◆ **Study material**:
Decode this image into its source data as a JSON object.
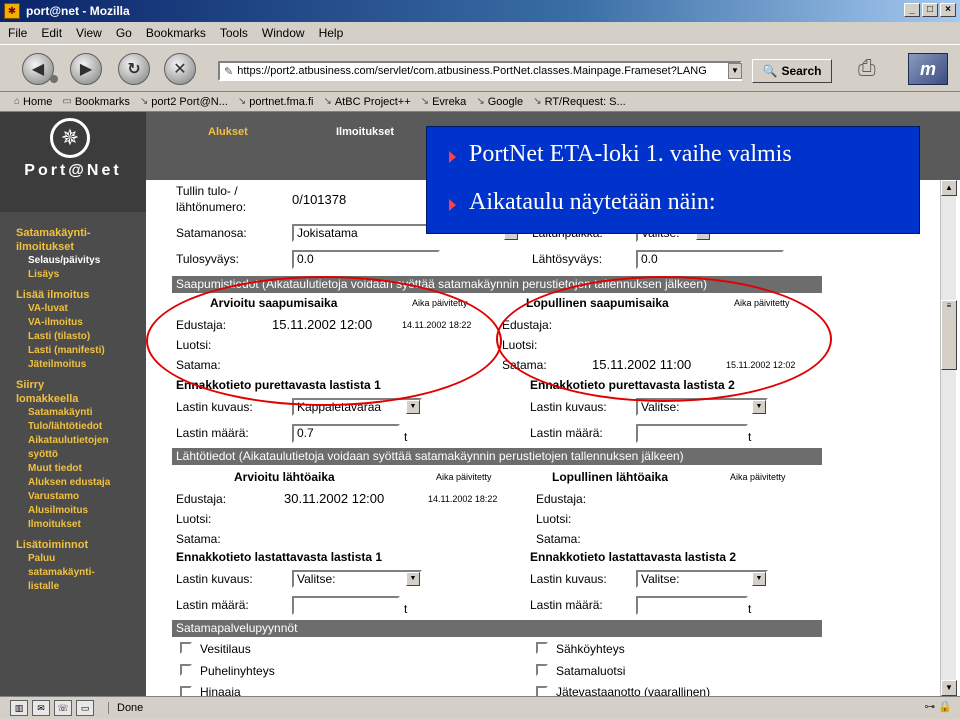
{
  "window": {
    "title": "port@net - Mozilla"
  },
  "menu": [
    "File",
    "Edit",
    "View",
    "Go",
    "Bookmarks",
    "Tools",
    "Window",
    "Help"
  ],
  "nav": {
    "url": "https://port2.atbusiness.com/servlet/com.atbusiness.PortNet.classes.Mainpage.Frameset?LANG",
    "search_label": "Search"
  },
  "bookmarks": [
    "Home",
    "Bookmarks",
    "port2 Port@N...",
    "portnet.fma.fi",
    "AtBC Project++",
    "Evreka",
    "Google",
    "RT/Request: S..."
  ],
  "brand": "Port@Net",
  "topnav": {
    "tabs": [
      "Alukset",
      "Ilmoitukset"
    ]
  },
  "leftnav": [
    {
      "text": "Satamakäynti-",
      "kind": "sect"
    },
    {
      "text": "ilmoitukset",
      "kind": "sect2"
    },
    {
      "text": "Selaus/päivitys",
      "kind": "active"
    },
    {
      "text": "Lisäys",
      "kind": "item"
    },
    {
      "text": "Lisää ilmoitus",
      "kind": "sect"
    },
    {
      "text": "VA-luvat",
      "kind": "sub"
    },
    {
      "text": "VA-ilmoitus",
      "kind": "sub"
    },
    {
      "text": "Lasti (tilasto)",
      "kind": "sub"
    },
    {
      "text": "Lasti (manifesti)",
      "kind": "sub"
    },
    {
      "text": "Jäteilmoitus",
      "kind": "sub"
    },
    {
      "text": "Siirry",
      "kind": "sect"
    },
    {
      "text": "lomakkeella",
      "kind": "sect2"
    },
    {
      "text": "Satamakäynti",
      "kind": "sub"
    },
    {
      "text": "Tulo/lähtötiedot",
      "kind": "sub"
    },
    {
      "text": "Aikataulutietojen",
      "kind": "sub"
    },
    {
      "text": "syöttö",
      "kind": "sub"
    },
    {
      "text": "Muut tiedot",
      "kind": "sub"
    },
    {
      "text": "Aluksen edustaja",
      "kind": "sub"
    },
    {
      "text": "Varustamo",
      "kind": "sub"
    },
    {
      "text": "Alusilmoitus",
      "kind": "sub"
    },
    {
      "text": "Ilmoitukset",
      "kind": "sub"
    },
    {
      "text": "Lisätoiminnot",
      "kind": "sect"
    },
    {
      "text": "Paluu",
      "kind": "sub"
    },
    {
      "text": "satamakäynti-",
      "kind": "sub"
    },
    {
      "text": "listalle",
      "kind": "sub"
    }
  ],
  "form": {
    "ref_label_1": "Tullin tulo- /",
    "ref_label_2": "lähtönumero:",
    "ref_value": "0/101378",
    "harbour_label": "Satamanosa:",
    "harbour_value": "Jokisatama",
    "berth_label": "Laituripaikka:",
    "berth_value": "Valitse:",
    "arr_draught_label": "Tulosyväys:",
    "arr_draught_value": "0.0",
    "dep_draught_label": "Lähtösyväys:",
    "dep_draught_value": "0.0",
    "arrival_bar": "Saapumistiedot (Aikataulutietoja voidaan syöttää satamakäynnin perustietojen tallennuksen jälkeen)",
    "est_arrival": "Arvioitu saapumisaika",
    "final_arrival": "Lopullinen saapumisaika",
    "updated": "Aika päivitetty",
    "agent": "Edustaja:",
    "pilot": "Luotsi:",
    "port": "Satama:",
    "est_arr_agent_time": "15.11.2002 12:00",
    "est_arr_agent_upd": "14.11.2002 18:22",
    "final_arr_port_time": "15.11.2002 11:00",
    "final_arr_port_upd": "15.11.2002 12:02",
    "unload_1": "Ennakkotieto purettavasta lastista 1",
    "unload_2": "Ennakkotieto purettavasta lastista 2",
    "cargo_desc": "Lastin kuvaus:",
    "cargo_qty": "Lastin määrä:",
    "unload_1_desc": "Kappaletavaraa",
    "unload_1_qty": "0.7",
    "unload_2_desc": "Valitse:",
    "unit_t": "t",
    "departure_bar": "Lähtötiedot (Aikataulutietoja voidaan syöttää satamakäynnin perustietojen tallennuksen jälkeen)",
    "est_departure": "Arvioitu lähtöaika",
    "final_departure": "Lopullinen lähtöaika",
    "est_dep_agent_time": "30.11.2002 12:00",
    "est_dep_agent_upd": "14.11.2002 18:22",
    "load_1": "Ennakkotieto lastattavasta lastista 1",
    "load_2": "Ennakkotieto lastattavasta lastista 2",
    "load_1_desc": "Valitse:",
    "load_2_desc": "Valitse:",
    "services_bar": "Satamapalvelupyynnöt",
    "services": {
      "water": "Vesitilaus",
      "electricity": "Sähköyhteys",
      "phone": "Puhelinyhteys",
      "harbour_pilot": "Satamaluotsi",
      "hinaaja": "Hinaaja",
      "waste": "Jätevastaanotto (vaarallinen)"
    }
  },
  "callout": {
    "line1": "PortNet ETA-loki 1. vaihe valmis",
    "line2": "Aikataulu näytetään näin:"
  },
  "status": {
    "text": "Done"
  },
  "colors": {
    "accent": "#0033cc",
    "nav_text": "#f0c040",
    "highlight": "#e00000"
  }
}
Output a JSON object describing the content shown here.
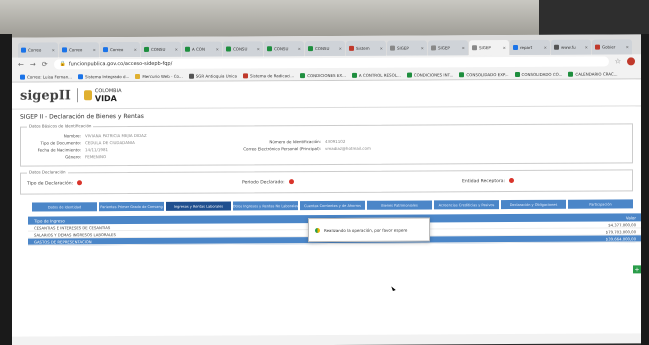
{
  "browser": {
    "tabs": [
      {
        "label": "Correo",
        "color": "#1a73e8",
        "active": false
      },
      {
        "label": "Correo",
        "color": "#1a73e8",
        "active": false
      },
      {
        "label": "Correo",
        "color": "#1a73e8",
        "active": false
      },
      {
        "label": "CONSU",
        "color": "#1e8e3e",
        "active": false
      },
      {
        "label": "A CON",
        "color": "#1e8e3e",
        "active": false
      },
      {
        "label": "CONSU",
        "color": "#1e8e3e",
        "active": false
      },
      {
        "label": "CONSU",
        "color": "#1e8e3e",
        "active": false
      },
      {
        "label": "CONSU",
        "color": "#1e8e3e",
        "active": false
      },
      {
        "label": "Sistem",
        "color": "#c0392b",
        "active": false
      },
      {
        "label": "SIGEP",
        "color": "#888888",
        "active": false
      },
      {
        "label": "SIGEP",
        "color": "#888888",
        "active": false
      },
      {
        "label": "SIGEP",
        "color": "#888888",
        "active": true
      },
      {
        "label": "repart",
        "color": "#1a73e8",
        "active": false
      },
      {
        "label": "www.fu",
        "color": "#555555",
        "active": false
      },
      {
        "label": "Gobier",
        "color": "#c0392b",
        "active": false
      }
    ],
    "url": "funcionpublica.gov.co/acceso-sidepb-fqp/",
    "bookmarks": [
      {
        "label": "Correo: Luisa Fernan...",
        "color": "#1a73e8"
      },
      {
        "label": "Sistema Integrado d...",
        "color": "#1a73e8"
      },
      {
        "label": "Mercurio Web - Co...",
        "color": "#e0b030"
      },
      {
        "label": "SGR Antioquia Unica",
        "color": "#555555"
      },
      {
        "label": "Sistema de Radicaci...",
        "color": "#c0392b"
      },
      {
        "label": "CONDICIONES EX...",
        "color": "#1e8e3e"
      },
      {
        "label": "A CONTROL RESOL...",
        "color": "#1e8e3e"
      },
      {
        "label": "CONDICIONES INT...",
        "color": "#1e8e3e"
      },
      {
        "label": "CONSOLIDADO EXP...",
        "color": "#1e8e3e"
      },
      {
        "label": "CONSOLIDADO CO...",
        "color": "#1e8e3e"
      },
      {
        "label": "CALENDARIO CRAC...",
        "color": "#1e8e3e"
      }
    ]
  },
  "page": {
    "logo": "sigepII",
    "gov_label": "COLOMBIA",
    "gov_brand": "VIDA",
    "title": "SIGEP II - Declaración de Bienes y Rentas",
    "datos_basicos": {
      "legend": "Datos Básicos de Identificación",
      "nombre_label": "Nombre:",
      "nombre_value": "VIVIANA PATRICIA MEJIA DIDAZ",
      "tipo_doc_label": "Tipo de Documento:",
      "tipo_doc_value": "CEDULA DE CIUDADANIA",
      "fecha_nac_label": "Fecha de Nacimiento:",
      "fecha_nac_value": "14/11/1981",
      "genero_label": "Género:",
      "genero_value": "FEMENINO",
      "num_id_label": "Número de Identificación:",
      "num_id_value": "43091102",
      "correo_label": "Correo Electrónico Personal (Principal):",
      "correo_value": "vmadiaz@hotmail.com"
    },
    "datos_declaracion": {
      "legend": "Datos Declaración",
      "tipo_label": "Tipo de Declaración:",
      "periodo_label": "Periodo Declarado:",
      "entidad_label": "Entidad Receptora:"
    },
    "nav_tabs": [
      "Datos de Identidad",
      "Parientes Primer Grado de Consang",
      "Ingresos y Rentas Laborales",
      "Otros Ingresos y Rentas No Laborales",
      "Cuentas Corrientes y de Ahorros",
      "Bienes Patrimoniales",
      "Acreencias Crediticias y Pasivos",
      "Declaración y Obligaciones",
      "Participación"
    ],
    "active_tab": 2,
    "table": {
      "header_left": "Tipo de Ingreso",
      "header_right": "Valor",
      "rows": [
        {
          "label": "CESANTIAS E INTERESES DE CESANTIAS",
          "value": "$4.377.000,00",
          "selected": false
        },
        {
          "label": "SALARIOS Y DEMAS INGRESOS LABORALES",
          "value": "$79.703.000,00",
          "selected": false
        },
        {
          "label": "GASTOS DE REPRESENTACION",
          "value": "$39.664.000,00",
          "selected": true
        }
      ]
    },
    "popup_text": "Realizando la operación, por favor espere"
  }
}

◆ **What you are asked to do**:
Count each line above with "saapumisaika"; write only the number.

◆ **Response below**:
2